### Assigned task
Reproduce every record precisely, leaving no line out.

### Records for the task
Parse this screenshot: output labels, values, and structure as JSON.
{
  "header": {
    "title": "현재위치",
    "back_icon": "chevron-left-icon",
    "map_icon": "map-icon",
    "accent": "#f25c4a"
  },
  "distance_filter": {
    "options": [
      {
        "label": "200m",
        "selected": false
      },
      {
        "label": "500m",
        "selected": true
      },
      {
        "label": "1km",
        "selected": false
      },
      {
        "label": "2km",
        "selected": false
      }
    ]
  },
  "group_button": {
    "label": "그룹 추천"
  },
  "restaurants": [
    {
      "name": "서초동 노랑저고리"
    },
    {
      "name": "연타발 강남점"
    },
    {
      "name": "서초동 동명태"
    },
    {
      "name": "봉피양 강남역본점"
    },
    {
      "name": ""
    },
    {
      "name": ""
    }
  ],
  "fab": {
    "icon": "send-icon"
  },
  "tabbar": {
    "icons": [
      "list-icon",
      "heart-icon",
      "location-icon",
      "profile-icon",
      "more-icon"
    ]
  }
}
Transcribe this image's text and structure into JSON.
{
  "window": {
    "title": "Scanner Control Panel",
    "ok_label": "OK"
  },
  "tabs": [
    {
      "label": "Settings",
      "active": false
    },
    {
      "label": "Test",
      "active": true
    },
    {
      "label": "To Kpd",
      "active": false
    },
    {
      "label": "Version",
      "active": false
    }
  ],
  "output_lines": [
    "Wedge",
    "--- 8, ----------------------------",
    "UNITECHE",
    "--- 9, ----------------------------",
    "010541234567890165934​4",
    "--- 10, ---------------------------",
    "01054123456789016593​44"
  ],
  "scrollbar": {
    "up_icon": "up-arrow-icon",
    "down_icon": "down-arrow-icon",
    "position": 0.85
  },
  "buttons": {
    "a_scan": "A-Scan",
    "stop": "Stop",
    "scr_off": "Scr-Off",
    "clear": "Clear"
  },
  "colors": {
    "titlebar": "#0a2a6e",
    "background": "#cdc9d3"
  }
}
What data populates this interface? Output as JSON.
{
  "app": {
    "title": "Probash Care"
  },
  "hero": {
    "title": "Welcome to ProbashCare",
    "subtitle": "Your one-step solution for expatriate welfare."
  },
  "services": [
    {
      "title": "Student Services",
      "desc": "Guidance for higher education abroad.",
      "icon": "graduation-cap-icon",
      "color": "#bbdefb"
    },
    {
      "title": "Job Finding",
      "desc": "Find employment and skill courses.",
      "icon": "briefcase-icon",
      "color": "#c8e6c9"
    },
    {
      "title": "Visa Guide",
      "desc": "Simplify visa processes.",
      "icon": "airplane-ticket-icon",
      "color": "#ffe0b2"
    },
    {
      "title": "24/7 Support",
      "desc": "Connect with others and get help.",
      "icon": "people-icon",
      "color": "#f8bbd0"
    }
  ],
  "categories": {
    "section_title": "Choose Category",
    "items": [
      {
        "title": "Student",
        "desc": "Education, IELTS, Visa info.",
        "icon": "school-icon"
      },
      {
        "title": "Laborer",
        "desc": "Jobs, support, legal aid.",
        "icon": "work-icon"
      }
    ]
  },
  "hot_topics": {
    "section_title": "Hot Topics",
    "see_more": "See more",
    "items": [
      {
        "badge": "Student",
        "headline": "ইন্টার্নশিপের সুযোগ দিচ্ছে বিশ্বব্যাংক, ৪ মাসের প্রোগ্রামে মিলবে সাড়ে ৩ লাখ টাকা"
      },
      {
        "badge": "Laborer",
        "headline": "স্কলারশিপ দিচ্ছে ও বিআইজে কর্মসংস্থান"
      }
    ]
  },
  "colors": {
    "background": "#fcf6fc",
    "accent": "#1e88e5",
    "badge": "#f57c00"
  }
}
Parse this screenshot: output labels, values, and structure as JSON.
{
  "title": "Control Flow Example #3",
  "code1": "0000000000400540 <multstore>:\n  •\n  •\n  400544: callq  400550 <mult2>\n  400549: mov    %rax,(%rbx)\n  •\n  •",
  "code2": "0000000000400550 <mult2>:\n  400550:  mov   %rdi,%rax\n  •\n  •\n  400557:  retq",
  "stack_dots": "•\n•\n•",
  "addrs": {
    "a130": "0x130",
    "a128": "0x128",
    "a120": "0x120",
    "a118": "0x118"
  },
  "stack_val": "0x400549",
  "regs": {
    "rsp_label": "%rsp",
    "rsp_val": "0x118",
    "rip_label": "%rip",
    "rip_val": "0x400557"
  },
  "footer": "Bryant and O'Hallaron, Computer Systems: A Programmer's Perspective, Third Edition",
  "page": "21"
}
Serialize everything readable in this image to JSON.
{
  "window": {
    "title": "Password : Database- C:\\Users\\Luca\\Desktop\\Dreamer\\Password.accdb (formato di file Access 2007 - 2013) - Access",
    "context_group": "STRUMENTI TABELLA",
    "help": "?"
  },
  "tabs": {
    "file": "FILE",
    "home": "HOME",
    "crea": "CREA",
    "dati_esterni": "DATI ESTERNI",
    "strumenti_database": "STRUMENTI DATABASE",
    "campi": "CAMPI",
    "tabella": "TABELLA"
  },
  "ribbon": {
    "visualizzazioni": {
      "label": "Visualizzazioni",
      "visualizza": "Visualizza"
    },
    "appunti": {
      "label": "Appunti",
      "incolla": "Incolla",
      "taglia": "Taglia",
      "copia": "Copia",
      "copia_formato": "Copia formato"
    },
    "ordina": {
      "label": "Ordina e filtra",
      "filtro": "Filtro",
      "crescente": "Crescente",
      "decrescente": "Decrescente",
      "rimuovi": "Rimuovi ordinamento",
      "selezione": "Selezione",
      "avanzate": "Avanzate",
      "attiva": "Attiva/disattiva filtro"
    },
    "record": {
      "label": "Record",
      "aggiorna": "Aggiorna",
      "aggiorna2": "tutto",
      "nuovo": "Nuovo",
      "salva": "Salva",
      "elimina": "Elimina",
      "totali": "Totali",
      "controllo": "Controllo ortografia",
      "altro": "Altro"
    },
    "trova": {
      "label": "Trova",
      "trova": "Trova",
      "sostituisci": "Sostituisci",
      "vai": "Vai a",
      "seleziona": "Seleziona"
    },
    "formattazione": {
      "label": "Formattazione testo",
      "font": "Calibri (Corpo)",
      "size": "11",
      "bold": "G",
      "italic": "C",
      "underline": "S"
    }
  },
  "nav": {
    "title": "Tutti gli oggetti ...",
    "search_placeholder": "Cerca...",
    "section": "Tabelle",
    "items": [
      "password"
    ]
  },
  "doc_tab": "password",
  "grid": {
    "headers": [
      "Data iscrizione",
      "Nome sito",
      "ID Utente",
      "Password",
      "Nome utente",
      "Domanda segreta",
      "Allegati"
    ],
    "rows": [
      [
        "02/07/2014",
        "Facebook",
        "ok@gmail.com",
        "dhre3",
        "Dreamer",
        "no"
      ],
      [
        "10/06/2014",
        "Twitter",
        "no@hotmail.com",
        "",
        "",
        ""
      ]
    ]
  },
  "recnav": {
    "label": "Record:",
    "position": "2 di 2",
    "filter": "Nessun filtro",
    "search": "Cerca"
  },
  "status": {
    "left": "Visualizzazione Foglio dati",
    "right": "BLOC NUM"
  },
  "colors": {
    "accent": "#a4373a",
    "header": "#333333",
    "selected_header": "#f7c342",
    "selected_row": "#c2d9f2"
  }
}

### Response to this task
Parse this screenshot: output labels, values, and structure as JSON.
{
  "header": {
    "title": "현재위치",
    "back_icon": "chevron-left-icon",
    "map_icon": "map-icon",
    "accent": "#f25c4a"
  },
  "distance_filter": {
    "options": [
      {
        "label": "200m",
        "selected": false
      },
      {
        "label": "500m",
        "selected": true
      },
      {
        "label": "1km",
        "selected": false
      },
      {
        "label": "2km",
        "selected": false
      }
    ]
  },
  "group_button": {
    "label": "그룹 추천"
  },
  "restaurants": [
    {
      "name": "서초동 노랑저고리"
    },
    {
      "name": "연타발 강남점"
    },
    {
      "name": "서초동 동명태"
    },
    {
      "name": "봉피양 강남역본점"
    },
    {
      "name": ""
    },
    {
      "name": ""
    }
  ],
  "fab": {
    "icon": "send-icon"
  },
  "tabbar": {
    "icons": [
      "list-icon",
      "heart-icon",
      "location-icon",
      "profile-icon",
      "more-icon"
    ]
  }
}
Transcribe this image's text and structure into JSON.
{
  "window": {
    "title": "Scanner Control Panel",
    "ok_label": "OK"
  },
  "tabs": [
    {
      "label": "Settings",
      "active": false
    },
    {
      "label": "Test",
      "active": true
    },
    {
      "label": "To Kpd",
      "active": false
    },
    {
      "label": "Version",
      "active": false
    }
  ],
  "output_lines": [
    "Wedge",
    "--- 8, ----------------------------",
    "UNITECHE",
    "--- 9, ----------------------------",
    "010541234567890165934​4",
    "--- 10, ---------------------------",
    "01054123456789016593​44"
  ],
  "scrollbar": {
    "up_icon": "up-arrow-icon",
    "down_icon": "down-arrow-icon",
    "position": 0.85
  },
  "buttons": {
    "a_scan": "A-Scan",
    "stop": "Stop",
    "scr_off": "Scr-Off",
    "clear": "Clear"
  },
  "colors": {
    "titlebar": "#0a2a6e",
    "background": "#cdc9d3"
  }
}
What data populates this interface? Output as JSON.
{
  "app": {
    "title": "Probash Care"
  },
  "hero": {
    "title": "Welcome to ProbashCare",
    "subtitle": "Your one-step solution for expatriate welfare."
  },
  "services": [
    {
      "title": "Student Services",
      "desc": "Guidance for higher education abroad.",
      "icon": "graduation-cap-icon",
      "color": "#bbdefb"
    },
    {
      "title": "Job Finding",
      "desc": "Find employment and skill courses.",
      "icon": "briefcase-icon",
      "color": "#c8e6c9"
    },
    {
      "title": "Visa Guide",
      "desc": "Simplify visa processes.",
      "icon": "airplane-ticket-icon",
      "color": "#ffe0b2"
    },
    {
      "title": "24/7 Support",
      "desc": "Connect with others and get help.",
      "icon": "people-icon",
      "color": "#f8bbd0"
    }
  ],
  "categories": {
    "section_title": "Choose Category",
    "items": [
      {
        "title": "Student",
        "desc": "Education, IELTS, Visa info.",
        "icon": "school-icon"
      },
      {
        "title": "Laborer",
        "desc": "Jobs, support, legal aid.",
        "icon": "work-icon"
      }
    ]
  },
  "hot_topics": {
    "section_title": "Hot Topics",
    "see_more": "See more",
    "items": [
      {
        "badge": "Student",
        "headline": "ইন্টার্নশিপের সুযোগ দিচ্ছে বিশ্বব্যাংক, ৪ মাসের প্রোগ্রামে মিলবে সাড়ে ৩ লাখ টাকা"
      },
      {
        "badge": "Laborer",
        "headline": "স্কলারশিপ দিচ্ছে ও বিআইজে কর্মসংস্থান"
      }
    ]
  },
  "colors": {
    "background": "#fcf6fc",
    "accent": "#1e88e5",
    "badge": "#f57c00"
  }
}
Parse this screenshot: output labels, values, and structure as JSON.
{
  "title": "Control Flow Example #3",
  "code1": "0000000000400540 <multstore>:\n  •\n  •\n  400544: callq  400550 <mult2>\n  400549: mov    %rax,(%rbx)\n  •\n  •",
  "code2": "0000000000400550 <mult2>:\n  400550:  mov   %rdi,%rax\n  •\n  •\n  400557:  retq",
  "stack_dots": "•\n•\n•",
  "addrs": {
    "a130": "0x130",
    "a128": "0x128",
    "a120": "0x120",
    "a118": "0x118"
  },
  "stack_val": "0x400549",
  "regs": {
    "rsp_label": "%rsp",
    "rsp_val": "0x118",
    "rip_label": "%rip",
    "rip_val": "0x400557"
  },
  "footer": "Bryant and O'Hallaron, Computer Systems: A Programmer's Perspective, Third Edition",
  "page": "21"
}
Serialize everything readable in this image to JSON.
{
  "window": {
    "title": "Password : Database- C:\\Users\\Luca\\Desktop\\Dreamer\\Password.accdb (formato di file Access 2007 - 2013) - Access",
    "context_group": "STRUMENTI TABELLA",
    "help": "?"
  },
  "tabs": {
    "file": "FILE",
    "home": "HOME",
    "crea": "CREA",
    "dati_esterni": "DATI ESTERNI",
    "strumenti_database": "STRUMENTI DATABASE",
    "campi": "CAMPI",
    "tabella": "TABELLA"
  },
  "ribbon": {
    "visualizzazioni": {
      "label": "Visualizzazioni",
      "visualizza": "Visualizza"
    },
    "appunti": {
      "label": "Appunti",
      "incolla": "Incolla",
      "taglia": "Taglia",
      "copia": "Copia",
      "copia_formato": "Copia formato"
    },
    "ordina": {
      "label": "Ordina e filtra",
      "filtro": "Filtro",
      "crescente": "Crescente",
      "decrescente": "Decrescente",
      "rimuovi": "Rimuovi ordinamento",
      "selezione": "Selezione",
      "avanzate": "Avanzate",
      "attiva": "Attiva/disattiva filtro"
    },
    "record": {
      "label": "Record",
      "aggiorna": "Aggiorna",
      "aggiorna2": "tutto",
      "nuovo": "Nuovo",
      "salva": "Salva",
      "elimina": "Elimina",
      "totali": "Totali",
      "controllo": "Controllo ortografia",
      "altro": "Altro"
    },
    "trova": {
      "label": "Trova",
      "trova": "Trova",
      "sostituisci": "Sostituisci",
      "vai": "Vai a",
      "seleziona": "Seleziona"
    },
    "formattazione": {
      "label": "Formattazione testo",
      "font": "Calibri (Corpo)",
      "size": "11",
      "bold": "G",
      "italic": "C",
      "underline": "S"
    }
  },
  "nav": {
    "title": "Tutti gli oggetti ...",
    "search_placeholder": "Cerca...",
    "section": "Tabelle",
    "items": [
      "password"
    ]
  },
  "doc_tab": "password",
  "grid": {
    "headers": [
      "Data iscrizione",
      "Nome sito",
      "ID Utente",
      "Password",
      "Nome utente",
      "Domanda segreta",
      "Allegati"
    ],
    "rows": [
      [
        "02/07/2014",
        "Facebook",
        "ok@gmail.com",
        "dhre3",
        "Dreamer",
        "no"
      ],
      [
        "10/06/2014",
        "Twitter",
        "no@hotmail.com",
        "",
        "",
        ""
      ]
    ]
  },
  "recnav": {
    "label": "Record:",
    "position": "2 di 2",
    "filter": "Nessun filtro",
    "search": "Cerca"
  },
  "status": {
    "left": "Visualizzazione Foglio dati",
    "right": "BLOC NUM"
  },
  "colors": {
    "accent": "#a4373a",
    "header": "#333333",
    "selected_header": "#f7c342",
    "selected_row": "#c2d9f2"
  }
}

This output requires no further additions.